Norton Motorcycles is one of the iconic names in British motorcycling and is undergoing a renaissance under new ownership and investment in new state-of-the-art machining technology.
The company was on the brink of bankruptcy, before in 2020, Indian motorbike manufacturing giant TVS saved it and resurrected the historic brand, last year announcing a £100m investment plan.
TVS is renowned for producing quality bikes at affordable prices, but the new owner’s aim for Norton was very different and it is TVS’ flagship, luxury line.
“TVS make three million bikes every year in their Indian facilities, so they know manufacturing and they know how to make a product that is so reliable they can offer a 30,000-mile warranty on a 100cc bike,” explains Adam Green, senior manufacturing process engineer at Norton Motorcycles.
“Norton is a very different proposition for them. Norton is premium brand for TVS and as an owner, they want flawless paintwork, flawless polishing, reliability, component testing, the lot. Our brief is simple, make the finest bikes Norton have ever made.”
TVS’ plans for the brand have included the opening of a new manufacturing facility in Solihull, West Midlands, that aims to build British bikes using a combination of traditional hand-crafted ways of working with modern manufacturing techniques to deliver consistently high quality.
That willingness to embrace new ways of working led the company to critically examine how it made its bike frames in its fabricating facility.
“Previously, we’d been hand-bending and hand-scalloping the bike frames because we didn’t know how to do anything different,” says Green. “We could get the casts pre-machined but that would mean we had the welders controlling the tolerances.
"It’s difficult to hold a tight dimension while the component is moving around with all the variances, from the skill of the welder to the time of year.”
The TVS takeover gave Norton much greater access to technical input, which was invaluable when the company began planning for potential new motorbikes.
“One idea is a cast frame and, instead of welding detailed components into the frame, we mould machine the details into the casting which gives us much higher tolerances.”
MACHINE TOOL INVESTMENT
A key part of the development of Norton has been its investment in the latest high-tech machine tools and manufacturing technology to boost its capabilities.
A key partner that it has worked closely with is Yamazaki Mazak which has its European manufacturing plant in Worcester.

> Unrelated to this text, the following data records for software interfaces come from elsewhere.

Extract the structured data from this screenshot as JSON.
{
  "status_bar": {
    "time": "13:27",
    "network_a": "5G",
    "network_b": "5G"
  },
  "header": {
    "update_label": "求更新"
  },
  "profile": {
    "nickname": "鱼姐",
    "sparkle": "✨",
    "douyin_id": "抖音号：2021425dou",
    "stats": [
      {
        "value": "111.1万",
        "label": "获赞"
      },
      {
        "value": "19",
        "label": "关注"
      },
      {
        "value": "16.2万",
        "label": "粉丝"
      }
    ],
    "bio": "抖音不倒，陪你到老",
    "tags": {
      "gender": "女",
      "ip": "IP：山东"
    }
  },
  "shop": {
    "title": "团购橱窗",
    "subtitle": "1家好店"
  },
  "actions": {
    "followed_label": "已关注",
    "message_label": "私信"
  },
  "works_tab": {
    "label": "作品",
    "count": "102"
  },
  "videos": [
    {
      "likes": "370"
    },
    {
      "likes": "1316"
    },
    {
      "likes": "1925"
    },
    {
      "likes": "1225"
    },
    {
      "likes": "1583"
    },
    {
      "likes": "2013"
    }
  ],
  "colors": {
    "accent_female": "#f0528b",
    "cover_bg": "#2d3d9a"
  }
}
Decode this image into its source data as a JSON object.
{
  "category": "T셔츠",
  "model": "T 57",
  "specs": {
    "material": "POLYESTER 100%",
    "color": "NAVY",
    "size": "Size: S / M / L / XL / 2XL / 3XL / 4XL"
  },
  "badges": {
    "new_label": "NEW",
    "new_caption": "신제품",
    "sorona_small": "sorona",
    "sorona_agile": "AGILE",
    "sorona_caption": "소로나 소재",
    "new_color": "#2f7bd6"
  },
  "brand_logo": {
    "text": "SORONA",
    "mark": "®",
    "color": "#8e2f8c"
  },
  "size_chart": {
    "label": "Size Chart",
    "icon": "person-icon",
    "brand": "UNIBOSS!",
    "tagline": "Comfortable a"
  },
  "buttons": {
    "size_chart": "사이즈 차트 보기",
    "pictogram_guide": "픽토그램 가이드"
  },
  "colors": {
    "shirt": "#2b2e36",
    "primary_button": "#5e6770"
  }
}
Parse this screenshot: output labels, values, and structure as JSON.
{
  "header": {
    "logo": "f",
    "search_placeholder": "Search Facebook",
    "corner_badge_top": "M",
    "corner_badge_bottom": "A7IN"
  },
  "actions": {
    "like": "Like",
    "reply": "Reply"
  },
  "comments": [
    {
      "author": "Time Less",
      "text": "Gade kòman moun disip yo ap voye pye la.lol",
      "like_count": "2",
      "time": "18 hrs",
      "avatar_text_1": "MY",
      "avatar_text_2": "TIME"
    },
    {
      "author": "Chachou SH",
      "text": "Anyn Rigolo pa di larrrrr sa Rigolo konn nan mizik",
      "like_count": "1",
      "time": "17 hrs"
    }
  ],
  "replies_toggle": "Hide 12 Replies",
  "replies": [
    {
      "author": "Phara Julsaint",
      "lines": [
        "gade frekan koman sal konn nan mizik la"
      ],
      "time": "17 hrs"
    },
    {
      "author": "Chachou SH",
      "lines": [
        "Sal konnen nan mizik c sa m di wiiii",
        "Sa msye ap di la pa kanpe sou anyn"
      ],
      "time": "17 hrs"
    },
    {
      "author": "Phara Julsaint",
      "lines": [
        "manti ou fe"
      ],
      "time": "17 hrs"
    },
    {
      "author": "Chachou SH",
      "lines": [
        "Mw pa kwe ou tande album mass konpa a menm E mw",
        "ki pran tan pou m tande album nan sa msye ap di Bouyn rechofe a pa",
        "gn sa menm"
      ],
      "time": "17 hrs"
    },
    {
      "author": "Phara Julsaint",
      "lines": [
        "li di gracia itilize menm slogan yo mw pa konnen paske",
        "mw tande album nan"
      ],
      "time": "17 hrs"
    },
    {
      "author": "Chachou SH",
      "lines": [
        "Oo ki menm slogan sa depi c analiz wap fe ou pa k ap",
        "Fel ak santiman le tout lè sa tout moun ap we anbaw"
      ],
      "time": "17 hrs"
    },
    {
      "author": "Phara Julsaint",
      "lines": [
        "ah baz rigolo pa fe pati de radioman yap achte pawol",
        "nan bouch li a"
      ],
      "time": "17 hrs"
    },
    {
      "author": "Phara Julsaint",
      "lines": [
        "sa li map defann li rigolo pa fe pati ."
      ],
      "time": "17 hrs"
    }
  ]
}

As part of its strategy to raise productivity, Norton recently invested in a new Mazak VTC 800/30SLR vertical machining centre into its fabrication facility that is capable of machining an entire bike frame within the high capacity working area.